In the international Prospective Urban and Rural Epidemiological (PURE) study, researchers measured grip strength in nearly 140,000 adults in 17 countries. This research gave us insight into the importance of our grip strength for more than a sturdy hand shake.
Each 11-pound decrease in grip strength over the course of the study was linked to a 17% higher risk of dying from heart disease, a 9% higher risk of stroke, and a 7% higher risk of heart attack. Grip strength was a better predictor of death or cardiovascular disease than blood pressure.
In short, they suggest that individuals with more grip strength and muscle mass are better suited to fight chronic illness and defend against injury and disease.
How do we test grip strength?
At our clinic, we test grip strength using a device called a dynamometer. Simply squeeze and the device electronically tells us how much force you can exert. We always measure and compare both sides to look for significant differences which may be due to neurological issues or injury.
When would you measure grip strength?
baseline testing to monitor change over time
before hand, wrist, elbow or arm surgery
after hand, wrist, elbow or arm surgery
after a period of immobilization (cast or splint)
if there are nerve related issues present (weakness, numbness, pain, tingling)
potential nerve referral arising from the neck
How can you strengthen your grip?
therapeutic exercises prescribe by a physiotherapist
squeezing an exercise ball
therapy putty pinching and pulling
theraband or weighted wrist curls
corrective therapy for neck and nerve issues if present.
picking up household objects, wringing out dish towels, wrapping elastics around fingers and opening the hand.
Starting with these small exercises, injury present or not, can begin to form more healthy habits such as exercising other muscle groups, more cardio exercise, better sleep habits and proper nutrition.

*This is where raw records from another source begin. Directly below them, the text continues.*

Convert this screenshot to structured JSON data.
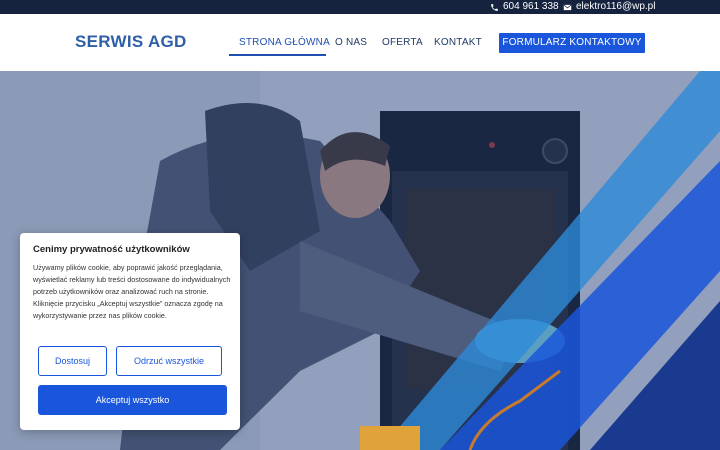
{
  "topbar": {
    "phone": "604 961 338",
    "email": "elektro116@wp.pl",
    "phone_icon": "phone-icon",
    "mail_icon": "envelope-icon"
  },
  "header": {
    "logo": "SERWIS AGD",
    "nav": [
      {
        "label": "STRONA GŁÓWNA",
        "active": true
      },
      {
        "label": "O NAS",
        "active": false
      },
      {
        "label": "OFERTA",
        "active": false
      },
      {
        "label": "KONTAKT",
        "active": false
      }
    ],
    "cta": "FORMULARZ KONTAKTOWY"
  },
  "cookie": {
    "title": "Cenimy prywatność użytkowników",
    "text": "Używamy plików cookie, aby poprawić jakość przeglądania, wyświetlać reklamy lub treści dostosowane do indywidualnych potrzeb użytkowników oraz analizować ruch na stronie. Kliknięcie przycisku „Akceptuj wszystkie” oznacza zgodę na wykorzystywanie przez nas plików cookie.",
    "customize": "Dostosuj",
    "reject": "Odrzuć wszystkie",
    "accept": "Akceptuj wszystko"
  },
  "colors": {
    "topbar_bg": "#15233f",
    "brand_blue": "#1a56db",
    "logo_blue": "#2f5fa6"
  }
}
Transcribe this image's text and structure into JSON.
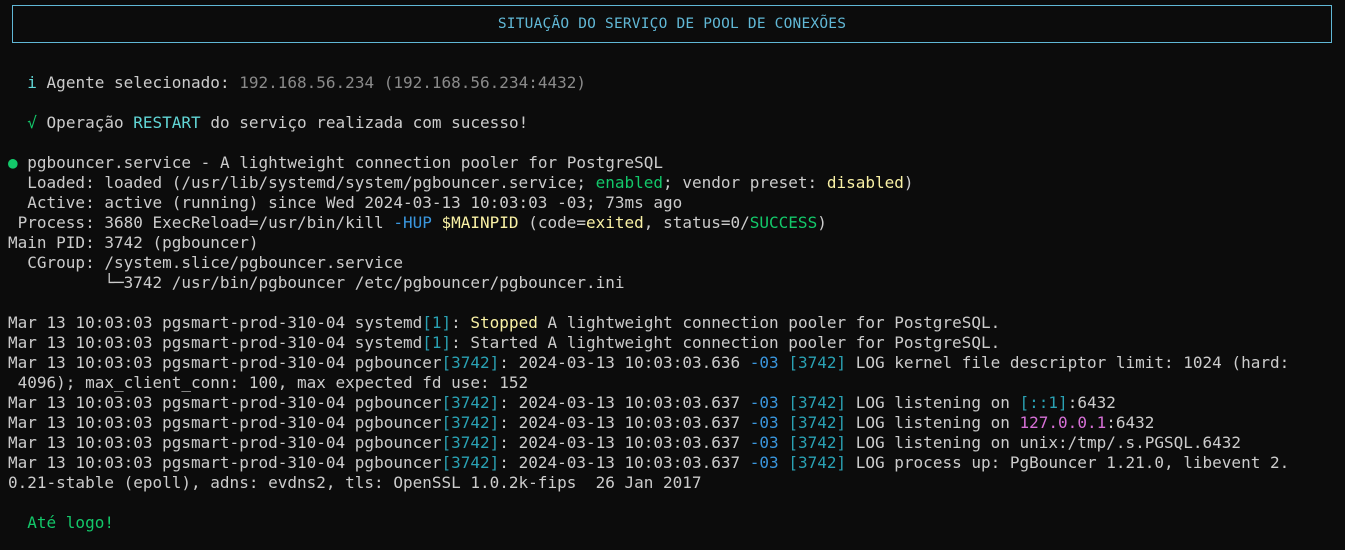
{
  "banner": {
    "title": "SITUAÇÃO DO SERVIÇO DE POOL DE CONEXÕES"
  },
  "agent": {
    "icon": "i",
    "label": "Agente selecionado:",
    "value": "192.168.56.234 (192.168.56.234:4432)"
  },
  "operation": {
    "icon": "√",
    "prefix": "Operação",
    "action": "RESTART",
    "suffix": "do serviço realizada com sucesso!"
  },
  "status": {
    "dot": "●",
    "unit_line": "pgbouncer.service - A lightweight connection pooler for PostgreSQL",
    "loaded_prefix": "  Loaded: loaded (/usr/lib/systemd/system/pgbouncer.service;",
    "loaded_enabled": "enabled",
    "loaded_mid": "; vendor preset:",
    "loaded_disabled": "disabled",
    "loaded_end": ")",
    "active_line": "  Active: active (running) since Wed 2024-03-13 10:03:03 -03; 73ms ago",
    "process_prefix": " Process: 3680 ExecReload=/usr/bin/kill",
    "process_hup": "-HUP",
    "process_mainpid": "$MAINPID",
    "process_code_pre": "(code=",
    "process_exited": "exited",
    "process_status_pre": ", status=0/",
    "process_success": "SUCCESS",
    "process_end": ")",
    "mainpid_line": "Main PID: 3742 (pgbouncer)",
    "cgroup_line": "  CGroup: /system.slice/pgbouncer.service",
    "cgroup_child": "          └─3742 /usr/bin/pgbouncer /etc/pgbouncer/pgbouncer.ini"
  },
  "logs": {
    "prefix": "Mar 13 10:03:03 pgsmart-prod-310-04",
    "l1_proc": "systemd",
    "l1_pid": "[1]",
    "l1_stopped": "Stopped",
    "l1_rest": "A lightweight connection pooler for PostgreSQL.",
    "l2_proc": "systemd",
    "l2_pid": "[1]",
    "l2_rest": ": Started A lightweight connection pooler for PostgreSQL.",
    "pb_proc": "pgbouncer",
    "pb_pid": "[3742]",
    "l3_ts": ": 2024-03-13 10:03:03.636",
    "tz": "-03",
    "l3_rest": "LOG kernel file descriptor limit: 1024 (hard:",
    "l3_cont": " 4096); max_client_conn: 100, max expected fd use: 152",
    "ts_637": ": 2024-03-13 10:03:03.637",
    "l4_pre": "LOG listening on",
    "l4_addr": "[::1]",
    "l4_port": ":6432",
    "l5_pre": "LOG listening on",
    "l5_addr": "127.0.0.1",
    "l5_port": ":6432",
    "l6_rest": "LOG listening on unix:/tmp/.s.PGSQL.6432",
    "l7_rest": "LOG process up: PgBouncer 1.21.0, libevent 2.",
    "l7_cont": "0.21-stable (epoll), adns: evdns2, tls: OpenSSL 1.0.2k-fips  26 Jan 2017"
  },
  "farewell": {
    "text": "Até logo!"
  }
}
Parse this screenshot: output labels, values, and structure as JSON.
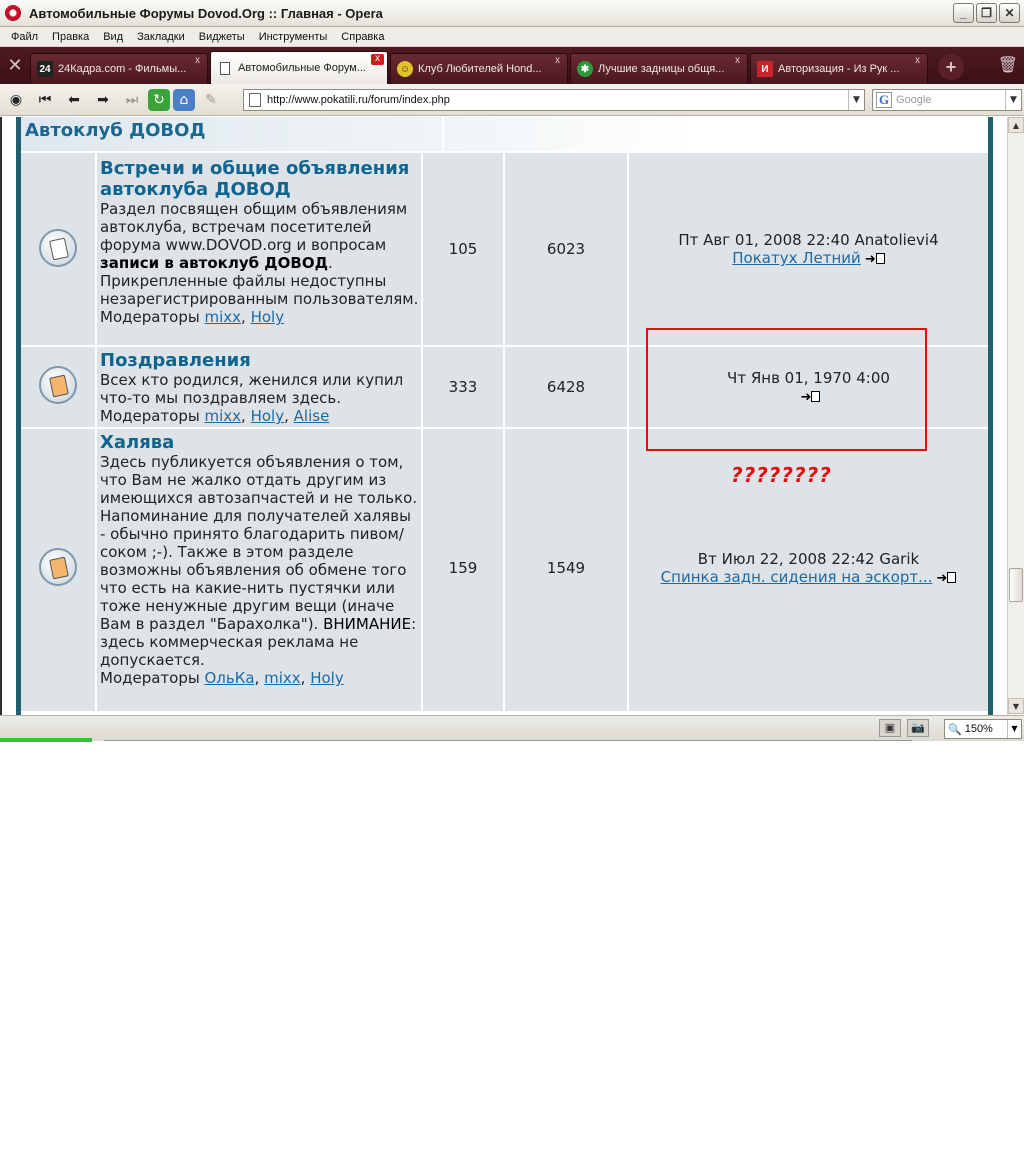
{
  "window": {
    "title": "Автомобильные Форумы Dovod.Org :: Главная - Opera",
    "buttons": {
      "minimize": "_",
      "maximize": "❐",
      "close": "✕"
    }
  },
  "menu": [
    "Файл",
    "Правка",
    "Вид",
    "Закладки",
    "Виджеты",
    "Инструменты",
    "Справка"
  ],
  "tabs": [
    {
      "label": "24Кадра.com - Фильмы...",
      "icon_text": "24",
      "active": false
    },
    {
      "label": "Автомобильные Форум...",
      "icon_text": "",
      "active": true
    },
    {
      "label": "Клуб Любителей Hond...",
      "icon_text": "",
      "active": false
    },
    {
      "label": "Лучшие задницы общя...",
      "icon_text": "",
      "active": false
    },
    {
      "label": "Авторизация - Из Рук ...",
      "icon_text": "И",
      "active": false
    }
  ],
  "tab_close": "x",
  "address": {
    "url": "http://www.pokatili.ru/forum/index.php",
    "search_placeholder": "Google",
    "search_logo": "G"
  },
  "category": {
    "title": "Автоклуб ДОВОД"
  },
  "forums": [
    {
      "name": "Встречи и общие объявления автоклуба ДОВОД",
      "desc_before": "Раздел посвящен общим объявлениям автоклуба, встречам посетителей форума www.DOVOD.org и вопросам ",
      "desc_bold": "записи в автоклуб ДОВОД",
      "desc_after": ". Прикрепленные файлы недоступны незарегистрированным пользователям.",
      "mods_label": "Модераторы",
      "mods": [
        "mixx",
        "Holy"
      ],
      "topics": "105",
      "posts": "6023",
      "last_post_date": "Пт Авг 01, 2008 22:40 Anatolievi4",
      "last_post_link": "Покатух Летний"
    },
    {
      "name": "Поздравления",
      "desc": "Всех кто родился, женился или купил что-то мы поздравляем здесь.",
      "mods_label": "Модераторы",
      "mods": [
        "mixx",
        "Holy",
        "Alise"
      ],
      "topics": "333",
      "posts": "6428",
      "last_post_date": "Чт Янв 01, 1970 4:00"
    },
    {
      "name": "Халява",
      "desc_before": "Здесь публикуется объявления о том, что Вам не жалко отдать другим из имеющихся автозапчастей и не только. Напоминание для получателей халявы - обычно принято благодарить пивом/ сокoм ;-). Также в этом разделе возможны объявления об обмене того что есть на какие-нить пустячки или тоже ненужные другим вещи (иначе Вам в раздел \"Барахолка\"). ",
      "desc_bold": "ВНИМАНИЕ",
      "desc_after": ": здесь коммерческая реклама не допускается.",
      "mods_label": "Модераторы",
      "mods": [
        "ОльКа",
        "mixx",
        "Holy"
      ],
      "topics": "159",
      "posts": "1549",
      "last_post_date": "Вт Июл 22, 2008 22:42 Garik",
      "last_post_link": "Спинка задн. сидения на эскорт..."
    }
  ],
  "annotation": {
    "text": "????????",
    "color": "#e01010"
  },
  "status": {
    "zoom": "150%",
    "progress": 0.09
  },
  "colors": {
    "accent": "#11648e",
    "link": "#1a6aa5",
    "row_bg": "#dee3e7",
    "tabbar": "#4e1a21",
    "progress": "#36c437"
  }
}
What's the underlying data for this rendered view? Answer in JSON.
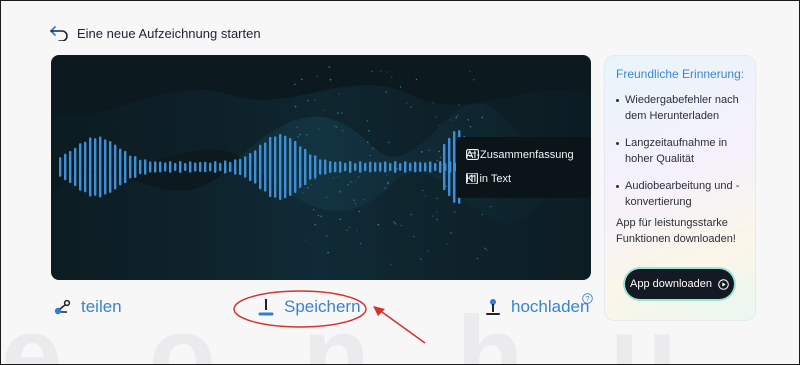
{
  "header": {
    "back_label": "Eine neue Aufzeichnung starten"
  },
  "watermark": "e o n h u",
  "waveform": {
    "ai_menu": [
      {
        "label": "AI-Zusammenfassung",
        "icon": "summary-icon"
      },
      {
        "label": "KI in Text",
        "icon": "text-icon"
      }
    ]
  },
  "actions": {
    "share_label": "teilen",
    "save_label": "Speichern",
    "upload_label": "hochladen"
  },
  "reminder": {
    "heading": "Freundliche Erinnerung:",
    "bullets": [
      "Wiedergabefehler nach dem Herunterladen",
      "Langzeitaufnahme in hoher Qualität",
      "Audiobearbeitung und -konvertierung"
    ],
    "promo": "App für leistungsstarke Funktionen downloaden!",
    "button_label": "App downloaden"
  },
  "colors": {
    "accent": "#3a82d6",
    "annotation": "#d9302b",
    "panel": "#0c1a20",
    "wave": "#3d8fd8"
  }
}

Its an indirect relationship, but this is one way how strengthening your grip can translate to a healthier longer life.